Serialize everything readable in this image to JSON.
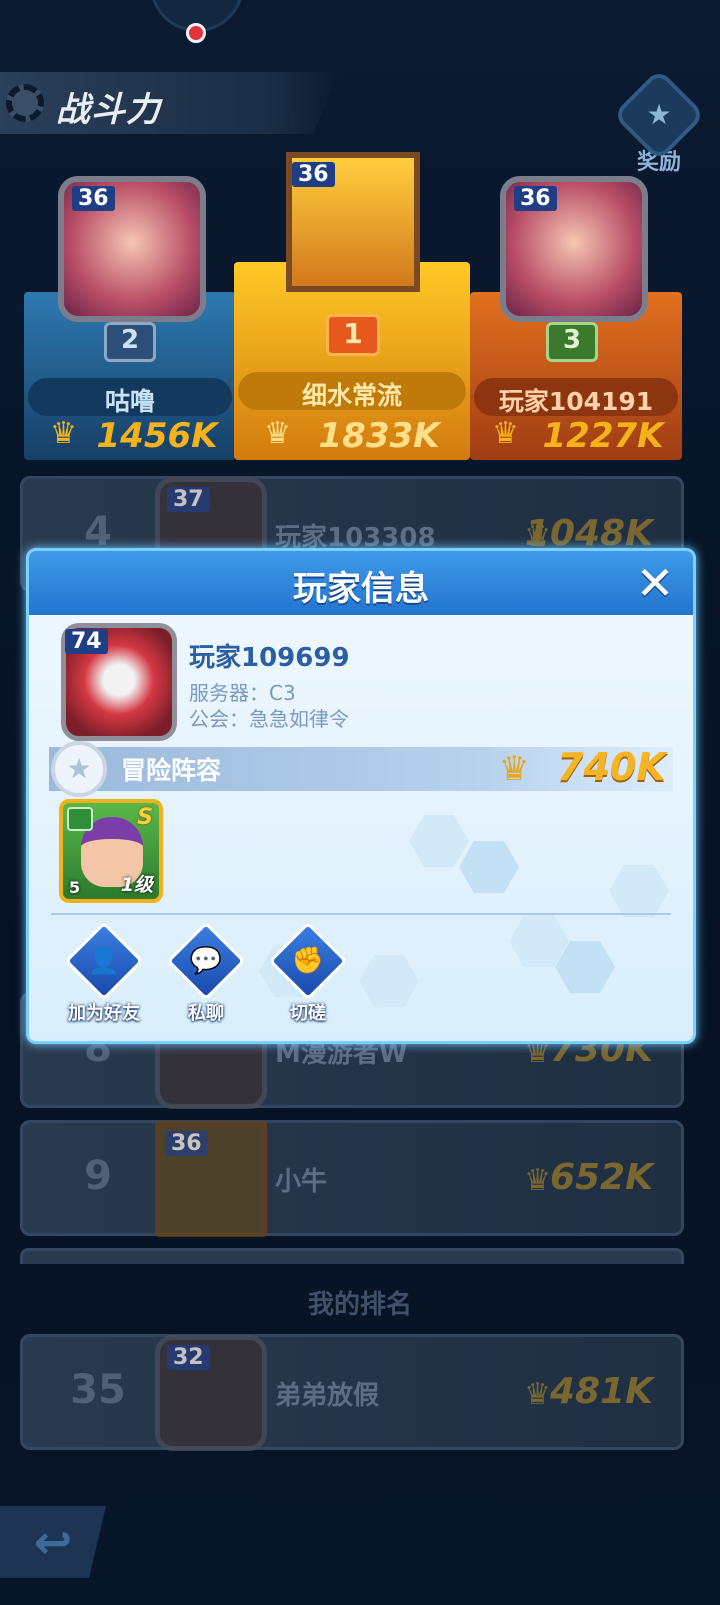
{
  "header": {
    "tab_label": "战斗力",
    "reward_label": "奖励"
  },
  "podium": [
    {
      "rank_label": "2",
      "level": "36",
      "name": "咕噜",
      "score": "1456K"
    },
    {
      "rank_label": "1",
      "level": "36",
      "name": "细水常流",
      "score": "1833K"
    },
    {
      "rank_label": "3",
      "level": "36",
      "name": "玩家104191",
      "score": "1227K"
    }
  ],
  "ranking_rows": [
    {
      "rank": "4",
      "level": "37",
      "name": "玩家103308",
      "score": "1048K"
    },
    {
      "rank": "8",
      "level": "",
      "name": "M漫游者W",
      "score": "730K"
    },
    {
      "rank": "9",
      "level": "36",
      "name": "小牛",
      "score": "652K"
    }
  ],
  "my_rank": {
    "section_label": "我的排名",
    "rank": "35",
    "level": "32",
    "name": "弟弟放假",
    "score": "481K"
  },
  "modal": {
    "title": "玩家信息",
    "close_glyph": "✕",
    "player": {
      "level": "74",
      "name": "玩家109699",
      "server": "服务器：C3",
      "guild": "公会：急急如律令"
    },
    "lineup_label": "冒险阵容",
    "power": "740K",
    "hero": {
      "grade": "S",
      "stars": "5",
      "level": "1级"
    },
    "actions": [
      {
        "label": "加为好友",
        "icon": "add-friend-icon"
      },
      {
        "label": "私聊",
        "icon": "chat-bubble-icon"
      },
      {
        "label": "切磋",
        "icon": "fist-bump-icon"
      }
    ]
  },
  "colors": {
    "modal_header": "#2f86dd",
    "power_gold": "#f5b425",
    "podium_gold": "#f5b319",
    "podium_blue": "#1e5e8c",
    "podium_orange": "#c45a20"
  }
}
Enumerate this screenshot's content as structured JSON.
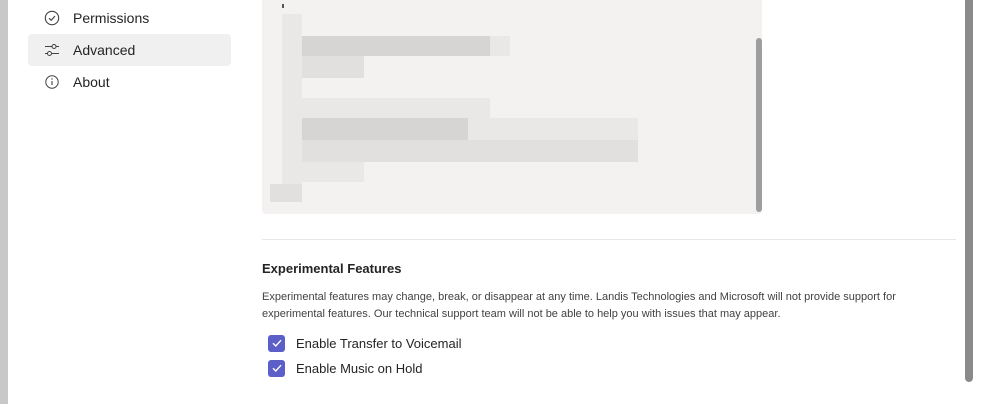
{
  "sidebar": {
    "items": [
      {
        "label": "Permissions",
        "icon": "check-circle-icon",
        "active": false
      },
      {
        "label": "Advanced",
        "icon": "sliders-icon",
        "active": true
      },
      {
        "label": "About",
        "icon": "info-icon",
        "active": false
      }
    ]
  },
  "experimental": {
    "title": "Experimental Features",
    "description": "Experimental features may change, break, or disappear at any time. Landis Technologies and Microsoft will not provide support for experimental features. Our technical support team will not be able to help you with issues that may appear.",
    "options": [
      {
        "label": "Enable Transfer to Voicemail",
        "checked": true
      },
      {
        "label": "Enable Music on Hold",
        "checked": true
      }
    ]
  },
  "colors": {
    "accent": "#5b5fc7",
    "active_nav_bg": "#f0f0f0",
    "code_bg": "#f3f2f1"
  }
}
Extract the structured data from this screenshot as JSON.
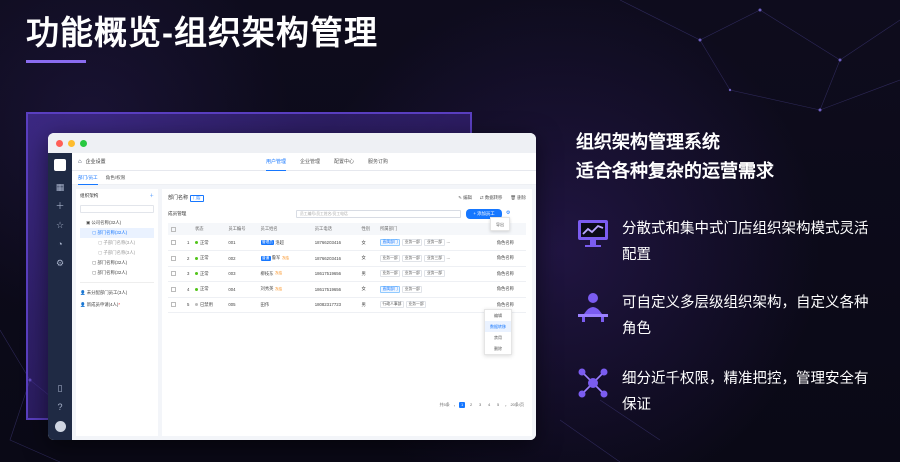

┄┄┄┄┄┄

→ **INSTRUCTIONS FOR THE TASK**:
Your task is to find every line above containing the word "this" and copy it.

→ **EXPECTED ANSWER**:
Serialize everything readable in this image to JSON.
Enumerate this screenshot's content as structured JSON.
Extract the structured data from this screenshot as JSON.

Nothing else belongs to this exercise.